*YOUR TASK*
Going through the listing below, tally the lines that contain the word "icon" and give only that figure.

[Start of section]

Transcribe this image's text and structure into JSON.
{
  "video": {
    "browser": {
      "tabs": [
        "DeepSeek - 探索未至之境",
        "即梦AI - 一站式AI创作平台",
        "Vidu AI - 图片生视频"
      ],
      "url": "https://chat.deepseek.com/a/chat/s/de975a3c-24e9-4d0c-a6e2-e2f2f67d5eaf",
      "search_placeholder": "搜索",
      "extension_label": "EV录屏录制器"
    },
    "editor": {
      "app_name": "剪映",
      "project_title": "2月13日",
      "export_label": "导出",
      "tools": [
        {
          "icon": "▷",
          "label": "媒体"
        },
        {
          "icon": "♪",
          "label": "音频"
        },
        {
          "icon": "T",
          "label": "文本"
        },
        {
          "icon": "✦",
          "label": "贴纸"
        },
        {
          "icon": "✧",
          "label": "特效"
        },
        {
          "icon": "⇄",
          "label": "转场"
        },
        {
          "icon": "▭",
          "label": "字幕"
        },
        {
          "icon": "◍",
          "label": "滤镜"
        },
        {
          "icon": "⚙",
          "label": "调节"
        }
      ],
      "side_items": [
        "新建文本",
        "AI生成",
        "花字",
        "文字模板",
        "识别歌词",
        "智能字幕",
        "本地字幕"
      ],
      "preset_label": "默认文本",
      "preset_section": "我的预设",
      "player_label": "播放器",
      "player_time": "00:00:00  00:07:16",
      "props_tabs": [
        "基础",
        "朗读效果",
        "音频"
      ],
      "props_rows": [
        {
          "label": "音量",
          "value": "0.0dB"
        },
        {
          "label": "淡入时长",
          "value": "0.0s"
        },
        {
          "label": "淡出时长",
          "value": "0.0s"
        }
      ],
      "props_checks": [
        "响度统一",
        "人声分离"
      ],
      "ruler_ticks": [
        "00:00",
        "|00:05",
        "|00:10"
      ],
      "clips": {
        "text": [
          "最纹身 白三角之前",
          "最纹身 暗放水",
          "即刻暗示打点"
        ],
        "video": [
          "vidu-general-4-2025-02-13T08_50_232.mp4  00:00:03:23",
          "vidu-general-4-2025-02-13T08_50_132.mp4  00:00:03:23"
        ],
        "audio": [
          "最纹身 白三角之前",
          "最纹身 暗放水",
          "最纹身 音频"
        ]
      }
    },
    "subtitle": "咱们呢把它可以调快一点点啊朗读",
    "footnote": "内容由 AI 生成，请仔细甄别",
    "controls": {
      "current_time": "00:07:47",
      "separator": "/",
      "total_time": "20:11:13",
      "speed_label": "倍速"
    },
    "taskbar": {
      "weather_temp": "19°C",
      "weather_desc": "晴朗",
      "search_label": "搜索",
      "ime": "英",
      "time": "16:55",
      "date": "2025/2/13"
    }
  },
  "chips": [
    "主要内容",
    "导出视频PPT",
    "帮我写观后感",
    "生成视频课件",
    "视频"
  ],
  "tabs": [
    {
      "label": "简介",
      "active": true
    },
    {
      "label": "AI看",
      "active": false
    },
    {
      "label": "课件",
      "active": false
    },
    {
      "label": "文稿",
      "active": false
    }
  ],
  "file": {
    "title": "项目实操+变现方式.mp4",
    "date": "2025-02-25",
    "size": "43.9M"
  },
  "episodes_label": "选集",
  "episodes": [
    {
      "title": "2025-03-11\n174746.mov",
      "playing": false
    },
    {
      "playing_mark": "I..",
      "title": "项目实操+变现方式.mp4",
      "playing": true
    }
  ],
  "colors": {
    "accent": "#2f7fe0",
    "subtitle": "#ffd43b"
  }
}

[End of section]

*TASK ANSWER*
9